as well as the previous 36-month option depending on their projected needs.
“Enterprises realize they need to be much more agile and responsive to
market demands,” said HP Financial Services president and CEO Irv Rothman.
“Today’s announcement extends HP’s pay-per-use offerings across the
enterprise, enabling supply to meet demand in real time and the direct
alignment of IT costs with business benefits.”
At its “HP Superdome” server launch in September of 2000, HP said it was the first company with usage-based CPU metering and
pricing. It maintains that it offers true pay-per-use services for servers, storage and imaging and printing products within a customer’s own IT environment.
Now, HP is moving to extend the program to its recently launched HP Superdome Integrity, 16-processor rx8620 and eight-processor rx7620 midrange servers running UNIX. The program is expected to be available in January 2004 in North America and in 15 European countries, and in the Asia Pacific region in the second quarter of 2004.
Analyst Julie Giera of Forrester Research called the new set of offerings impressive.
“It is what customers are asking for: a pay as you go set of services offerings that
allow them to rapidly respond to changing business conditions, while at the
same time being able to align their use of technology with varying business
cycles, paying only for what they use — for as long as they use it,” she told internetnews.com.
Giera said HP also needs to solidify strong partnerships with other services firms as part of its approach. “If HP is making this investment, there must be a defined relationship between the parties that cannot easily be broken if [for example] one of those partners is acquired.”
Among its partnerships are BEA
, which plan to develop HP’s Virtual Server Environment Quick Start software to help load in BEA’s WebLogic Server 8.1 and Oracle’s 9i Real Application Clusters with the Serviceguard extension as a sort of pre-install on select HP servers. HP said it would make the customizable systems available in early 2004 through its HP Services division.
Another pre-configured area is HP’s new enterprise desktop hardware
offerings. Dubbed its Consolidated Client Infrastructure (CCI), the
configuration consists of an HP Thin Client that connects to a network with a secure log-in to a blade PC running Microsoft Windows XP Professional and network storage located in a centralized data center.
In the event of a blade PC failure, HP said management software
automatically relocates the computing power from a new blade to the end user, who can then log back on with access to personal data in about a minute. In the back room, HP said IT managers simply remove and replace the failed blade; the management software can automatically configure the new blade and place it back in the blade pool typically in less than an hour.

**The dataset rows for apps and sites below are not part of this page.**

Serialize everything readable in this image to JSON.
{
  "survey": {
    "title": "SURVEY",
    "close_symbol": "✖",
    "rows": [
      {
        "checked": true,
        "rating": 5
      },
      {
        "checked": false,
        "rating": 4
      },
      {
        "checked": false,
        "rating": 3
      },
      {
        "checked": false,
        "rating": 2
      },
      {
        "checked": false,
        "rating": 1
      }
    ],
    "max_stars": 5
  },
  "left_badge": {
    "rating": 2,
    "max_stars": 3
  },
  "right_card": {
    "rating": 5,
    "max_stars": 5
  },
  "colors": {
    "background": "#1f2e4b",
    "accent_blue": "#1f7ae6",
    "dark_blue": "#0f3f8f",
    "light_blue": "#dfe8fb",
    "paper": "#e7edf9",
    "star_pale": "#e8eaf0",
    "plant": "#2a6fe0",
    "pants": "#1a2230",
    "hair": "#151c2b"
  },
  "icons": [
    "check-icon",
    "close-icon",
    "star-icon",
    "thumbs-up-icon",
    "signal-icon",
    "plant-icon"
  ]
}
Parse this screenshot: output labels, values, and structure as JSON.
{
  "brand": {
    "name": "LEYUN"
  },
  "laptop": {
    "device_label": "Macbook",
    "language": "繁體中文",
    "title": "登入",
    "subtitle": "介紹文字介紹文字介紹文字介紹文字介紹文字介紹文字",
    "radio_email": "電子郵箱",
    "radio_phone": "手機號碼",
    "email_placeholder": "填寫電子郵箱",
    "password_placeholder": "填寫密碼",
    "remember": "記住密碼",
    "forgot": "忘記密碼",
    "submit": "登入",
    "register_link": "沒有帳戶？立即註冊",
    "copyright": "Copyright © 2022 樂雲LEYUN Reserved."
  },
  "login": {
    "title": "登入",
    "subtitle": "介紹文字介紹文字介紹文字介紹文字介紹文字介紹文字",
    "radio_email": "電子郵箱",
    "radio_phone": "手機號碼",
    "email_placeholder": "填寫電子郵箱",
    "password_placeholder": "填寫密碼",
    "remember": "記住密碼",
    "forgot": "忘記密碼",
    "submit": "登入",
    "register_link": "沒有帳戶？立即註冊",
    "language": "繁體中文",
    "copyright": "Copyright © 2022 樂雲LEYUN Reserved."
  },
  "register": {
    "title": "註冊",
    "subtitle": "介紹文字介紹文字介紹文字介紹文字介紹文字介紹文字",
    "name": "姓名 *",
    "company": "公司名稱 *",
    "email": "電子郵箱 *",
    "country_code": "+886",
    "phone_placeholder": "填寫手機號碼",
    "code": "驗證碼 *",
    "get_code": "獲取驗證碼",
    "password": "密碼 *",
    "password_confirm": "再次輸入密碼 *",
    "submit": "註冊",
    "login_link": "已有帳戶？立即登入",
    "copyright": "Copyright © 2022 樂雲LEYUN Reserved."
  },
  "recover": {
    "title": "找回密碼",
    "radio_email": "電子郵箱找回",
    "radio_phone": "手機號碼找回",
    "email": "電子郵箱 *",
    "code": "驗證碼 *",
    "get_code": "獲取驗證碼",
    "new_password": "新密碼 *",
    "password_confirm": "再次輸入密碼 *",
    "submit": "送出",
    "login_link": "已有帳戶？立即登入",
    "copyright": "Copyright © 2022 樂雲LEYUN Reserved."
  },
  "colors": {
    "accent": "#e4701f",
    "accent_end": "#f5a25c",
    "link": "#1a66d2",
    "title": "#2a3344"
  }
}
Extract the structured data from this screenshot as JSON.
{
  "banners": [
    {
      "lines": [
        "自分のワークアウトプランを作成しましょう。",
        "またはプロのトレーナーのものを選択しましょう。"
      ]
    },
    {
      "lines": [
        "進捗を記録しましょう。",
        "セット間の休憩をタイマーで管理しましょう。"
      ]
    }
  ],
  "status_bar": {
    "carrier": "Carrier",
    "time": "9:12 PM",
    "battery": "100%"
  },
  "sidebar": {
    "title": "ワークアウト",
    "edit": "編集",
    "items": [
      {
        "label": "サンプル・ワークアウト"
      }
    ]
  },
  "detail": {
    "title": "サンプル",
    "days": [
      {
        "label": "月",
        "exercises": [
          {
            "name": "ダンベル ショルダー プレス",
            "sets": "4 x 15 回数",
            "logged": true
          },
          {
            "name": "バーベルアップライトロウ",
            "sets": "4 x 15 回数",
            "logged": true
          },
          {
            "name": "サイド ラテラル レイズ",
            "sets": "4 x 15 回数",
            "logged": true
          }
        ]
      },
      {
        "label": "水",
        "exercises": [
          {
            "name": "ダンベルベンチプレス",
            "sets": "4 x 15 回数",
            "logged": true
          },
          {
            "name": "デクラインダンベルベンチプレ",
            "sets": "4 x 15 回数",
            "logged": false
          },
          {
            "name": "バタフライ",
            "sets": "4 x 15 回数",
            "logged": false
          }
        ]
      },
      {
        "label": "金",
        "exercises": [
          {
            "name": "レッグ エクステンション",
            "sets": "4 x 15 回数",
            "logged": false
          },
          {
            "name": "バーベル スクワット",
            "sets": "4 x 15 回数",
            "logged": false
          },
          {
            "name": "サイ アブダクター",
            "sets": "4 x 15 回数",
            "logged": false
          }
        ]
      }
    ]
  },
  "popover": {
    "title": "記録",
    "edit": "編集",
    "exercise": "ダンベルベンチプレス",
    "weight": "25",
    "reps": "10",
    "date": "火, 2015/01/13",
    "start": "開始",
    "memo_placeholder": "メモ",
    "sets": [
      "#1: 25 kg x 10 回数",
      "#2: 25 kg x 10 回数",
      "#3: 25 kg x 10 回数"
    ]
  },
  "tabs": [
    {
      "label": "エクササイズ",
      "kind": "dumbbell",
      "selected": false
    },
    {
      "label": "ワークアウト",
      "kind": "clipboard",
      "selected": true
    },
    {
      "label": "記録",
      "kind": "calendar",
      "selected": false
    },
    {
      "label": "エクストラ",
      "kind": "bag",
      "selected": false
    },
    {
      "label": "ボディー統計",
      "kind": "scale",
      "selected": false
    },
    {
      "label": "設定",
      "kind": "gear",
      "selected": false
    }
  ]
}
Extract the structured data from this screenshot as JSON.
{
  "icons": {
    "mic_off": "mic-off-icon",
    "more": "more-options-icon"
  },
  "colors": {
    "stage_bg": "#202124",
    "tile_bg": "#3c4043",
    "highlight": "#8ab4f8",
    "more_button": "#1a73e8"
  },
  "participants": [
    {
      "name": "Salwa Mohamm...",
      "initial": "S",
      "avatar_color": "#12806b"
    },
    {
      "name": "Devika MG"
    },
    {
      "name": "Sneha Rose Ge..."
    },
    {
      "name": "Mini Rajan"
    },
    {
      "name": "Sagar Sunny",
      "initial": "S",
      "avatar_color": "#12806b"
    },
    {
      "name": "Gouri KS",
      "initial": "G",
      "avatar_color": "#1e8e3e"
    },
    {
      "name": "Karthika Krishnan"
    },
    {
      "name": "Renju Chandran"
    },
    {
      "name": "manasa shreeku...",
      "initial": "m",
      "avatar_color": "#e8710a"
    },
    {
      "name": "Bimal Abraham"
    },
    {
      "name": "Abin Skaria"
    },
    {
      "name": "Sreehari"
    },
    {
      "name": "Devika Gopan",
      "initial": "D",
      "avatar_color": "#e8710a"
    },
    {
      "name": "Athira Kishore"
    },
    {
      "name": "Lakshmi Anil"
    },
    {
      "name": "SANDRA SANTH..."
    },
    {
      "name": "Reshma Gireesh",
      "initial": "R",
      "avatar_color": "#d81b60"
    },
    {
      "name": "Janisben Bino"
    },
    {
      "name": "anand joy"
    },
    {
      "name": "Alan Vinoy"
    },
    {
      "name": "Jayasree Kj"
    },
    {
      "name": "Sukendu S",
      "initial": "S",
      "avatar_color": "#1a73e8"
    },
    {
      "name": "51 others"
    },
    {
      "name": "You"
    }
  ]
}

HP said its blade PC, which features Transmeta
Efficeon processors, is expected to be available in the United States and Canada in at the first quarter of 2004. The company already has pilot programs running in both countries and is evaluating the process.
HP is offering customized versions of its Thin Clients, new HP blade PCs, network storage, complete solution implementation, training and a support contract start at less than $1,500 per seat.
But is HP taking its cues from rivals or moving ahead of the curve with these latest announcements? Even Nick van der Zweep, director of utility computing and virtualization admits that HP’s desktop blade reeks of Sun Microsystems’
Sun Ray clients, that its “Pay Per Use” pricing is similar to IBM’s e-business “on demand”. Still, he said, HP has what others don’t: Compaq.
Prior to their merger, HP and Compaq maintained that they each had launched computing on demand/utility computing initiatives ahead of competitors — albeit in a less sophisticated arrangement than now — that gave HP a head start.
“Back then, computing on demand wasn’t much more than an alternative financing scheme to push hardware sales,” Giera said. “You ‘bought pre-configured hardware and it sat on your computer room floor — or in the
warehouse, until such time as you needed it. When you put the devices into production, you got billed. The flaw in all of this initially was that there
was no way to scale down. You could scale up, or scale out, but not down.”
But with the advance of pay-per-use, that is changing.